EXERCISE BRIEF. The lines to copy from the data below are those that hold the string "birthday".

[Stored entries]
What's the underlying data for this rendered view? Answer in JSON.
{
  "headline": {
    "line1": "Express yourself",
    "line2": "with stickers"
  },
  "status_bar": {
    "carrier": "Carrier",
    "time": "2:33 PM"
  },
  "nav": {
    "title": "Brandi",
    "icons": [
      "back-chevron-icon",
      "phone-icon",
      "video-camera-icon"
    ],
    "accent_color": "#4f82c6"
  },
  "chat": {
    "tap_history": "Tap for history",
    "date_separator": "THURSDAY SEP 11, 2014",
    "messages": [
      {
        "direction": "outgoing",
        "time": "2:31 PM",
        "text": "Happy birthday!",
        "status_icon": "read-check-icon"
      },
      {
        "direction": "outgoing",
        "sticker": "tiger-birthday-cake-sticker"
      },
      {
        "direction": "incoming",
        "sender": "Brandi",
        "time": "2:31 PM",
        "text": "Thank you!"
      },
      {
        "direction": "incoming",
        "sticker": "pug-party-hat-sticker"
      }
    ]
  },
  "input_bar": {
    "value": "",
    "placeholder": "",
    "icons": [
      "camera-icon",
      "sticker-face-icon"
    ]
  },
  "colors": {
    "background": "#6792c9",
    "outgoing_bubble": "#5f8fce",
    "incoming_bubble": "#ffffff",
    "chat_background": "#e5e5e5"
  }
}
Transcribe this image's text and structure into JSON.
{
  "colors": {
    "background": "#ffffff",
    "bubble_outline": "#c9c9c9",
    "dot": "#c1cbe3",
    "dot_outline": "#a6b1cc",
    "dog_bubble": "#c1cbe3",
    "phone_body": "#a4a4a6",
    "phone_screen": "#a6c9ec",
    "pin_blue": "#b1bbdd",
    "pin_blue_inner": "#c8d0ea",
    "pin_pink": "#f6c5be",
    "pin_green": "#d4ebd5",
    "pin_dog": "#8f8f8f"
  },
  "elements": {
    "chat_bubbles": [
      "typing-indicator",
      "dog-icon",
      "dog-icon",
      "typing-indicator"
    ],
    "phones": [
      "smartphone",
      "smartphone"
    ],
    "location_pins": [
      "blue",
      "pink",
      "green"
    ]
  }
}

EXERCISE RESULT.
        "text": "Happy birthday!",
        "sticker": "tiger-birthday-cake-sticker"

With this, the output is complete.